▶ [Work required] Go through the data and copy every line exactly, but not the images.

_ _ _

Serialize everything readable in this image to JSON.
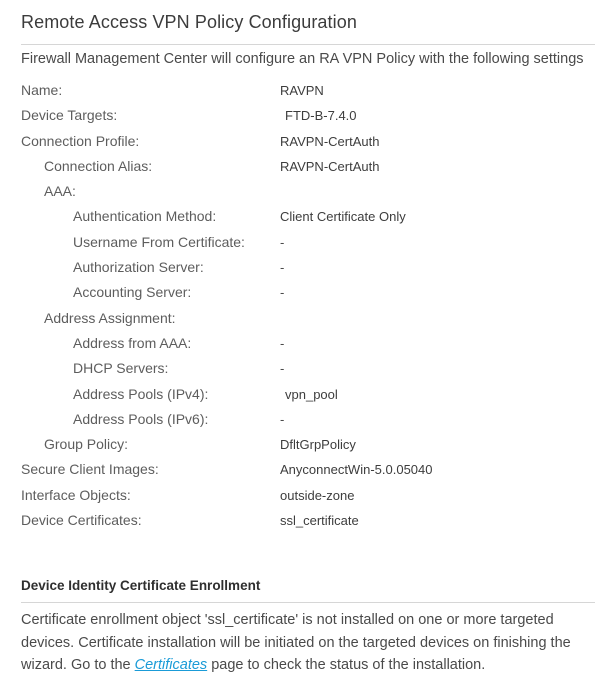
{
  "header": {
    "title": "Remote Access VPN Policy Configuration",
    "intro": "Firewall Management Center will configure an RA VPN Policy with the following settings"
  },
  "settings": [
    {
      "label": "Name:",
      "value": "RAVPN",
      "indent": 0,
      "nudge": false
    },
    {
      "label": "Device Targets:",
      "value": "FTD-B-7.4.0",
      "indent": 0,
      "nudge": true
    },
    {
      "label": "Connection Profile:",
      "value": "RAVPN-CertAuth",
      "indent": 0,
      "nudge": false
    },
    {
      "label": "Connection Alias:",
      "value": "RAVPN-CertAuth",
      "indent": 1,
      "nudge": false
    },
    {
      "label": "AAA:",
      "value": "",
      "indent": 1,
      "nudge": false
    },
    {
      "label": "Authentication Method:",
      "value": "Client Certificate Only",
      "indent": 2,
      "nudge": false
    },
    {
      "label": "Username From Certificate:",
      "value": "-",
      "indent": 2,
      "nudge": false
    },
    {
      "label": "Authorization Server:",
      "value": "-",
      "indent": 2,
      "nudge": false
    },
    {
      "label": "Accounting Server:",
      "value": "-",
      "indent": 2,
      "nudge": false
    },
    {
      "label": "Address Assignment:",
      "value": "",
      "indent": 1,
      "nudge": false
    },
    {
      "label": "Address from AAA:",
      "value": "-",
      "indent": 2,
      "nudge": false
    },
    {
      "label": "DHCP Servers:",
      "value": "-",
      "indent": 2,
      "nudge": false
    },
    {
      "label": "Address Pools (IPv4):",
      "value": "vpn_pool",
      "indent": 2,
      "nudge": true
    },
    {
      "label": "Address Pools (IPv6):",
      "value": "-",
      "indent": 2,
      "nudge": false
    },
    {
      "label": "Group Policy:",
      "value": "DfltGrpPolicy",
      "indent": 1,
      "nudge": false
    },
    {
      "label": "Secure Client Images:",
      "value": "AnyconnectWin-5.0.05040",
      "indent": 0,
      "nudge": false
    },
    {
      "label": "Interface Objects:",
      "value": "outside-zone",
      "indent": 0,
      "nudge": false
    },
    {
      "label": "Device Certificates:",
      "value": "ssl_certificate",
      "indent": 0,
      "nudge": false
    }
  ],
  "enrollment": {
    "subtitle": "Device Identity Certificate Enrollment",
    "note_part1": "Certificate enrollment object 'ssl_certificate' is not installed on one or more targeted devices. Certificate installation will be initiated on the targeted devices on finishing the wizard. Go to the ",
    "note_link": "Certificates",
    "note_part2": " page to check the status of the installation."
  },
  "colors": {
    "link": "#1a9bd7",
    "label_text": "#5d5d5d",
    "value_text": "#3d3d3d",
    "divider": "#d6d6d6"
  }
}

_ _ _

▶ [Written answer]
Serialize everything readable in this image to JSON.
{
  "header": {
    "title": "Remote Access VPN Policy Configuration",
    "intro": "Firewall Management Center will configure an RA VPN Policy with the following settings"
  },
  "settings": [
    {
      "label": "Name:",
      "value": "RAVPN",
      "indent": 0,
      "nudge": false
    },
    {
      "label": "Device Targets:",
      "value": "FTD-B-7.4.0",
      "indent": 0,
      "nudge": true
    },
    {
      "label": "Connection Profile:",
      "value": "RAVPN-CertAuth",
      "indent": 0,
      "nudge": false
    },
    {
      "label": "Connection Alias:",
      "value": "RAVPN-CertAuth",
      "indent": 1,
      "nudge": false
    },
    {
      "label": "AAA:",
      "value": "",
      "indent": 1,
      "nudge": false
    },
    {
      "label": "Authentication Method:",
      "value": "Client Certificate Only",
      "indent": 2,
      "nudge": false
    },
    {
      "label": "Username From Certificate:",
      "value": "-",
      "indent": 2,
      "nudge": false
    },
    {
      "label": "Authorization Server:",
      "value": "-",
      "indent": 2,
      "nudge": false
    },
    {
      "label": "Accounting Server:",
      "value": "-",
      "indent": 2,
      "nudge": false
    },
    {
      "label": "Address Assignment:",
      "value": "",
      "indent": 1,
      "nudge": false
    },
    {
      "label": "Address from AAA:",
      "value": "-",
      "indent": 2,
      "nudge": false
    },
    {
      "label": "DHCP Servers:",
      "value": "-",
      "indent": 2,
      "nudge": false
    },
    {
      "label": "Address Pools (IPv4):",
      "value": "vpn_pool",
      "indent": 2,
      "nudge": true
    },
    {
      "label": "Address Pools (IPv6):",
      "value": "-",
      "indent": 2,
      "nudge": false
    },
    {
      "label": "Group Policy:",
      "value": "DfltGrpPolicy",
      "indent": 1,
      "nudge": false
    },
    {
      "label": "Secure Client Images:",
      "value": "AnyconnectWin-5.0.05040",
      "indent": 0,
      "nudge": false
    },
    {
      "label": "Interface Objects:",
      "value": "outside-zone",
      "indent": 0,
      "nudge": false
    },
    {
      "label": "Device Certificates:",
      "value": "ssl_certificate",
      "indent": 0,
      "nudge": false
    }
  ],
  "enrollment": {
    "subtitle": "Device Identity Certificate Enrollment",
    "note_part1": "Certificate enrollment object 'ssl_certificate' is not installed on one or more targeted devices. Certificate installation will be initiated on the targeted devices on finishing the wizard. Go to the ",
    "note_link": "Certificates",
    "note_part2": " page to check the status of the installation."
  },
  "colors": {
    "link": "#1a9bd7",
    "label_text": "#5d5d5d",
    "value_text": "#3d3d3d",
    "divider": "#d6d6d6"
  }
}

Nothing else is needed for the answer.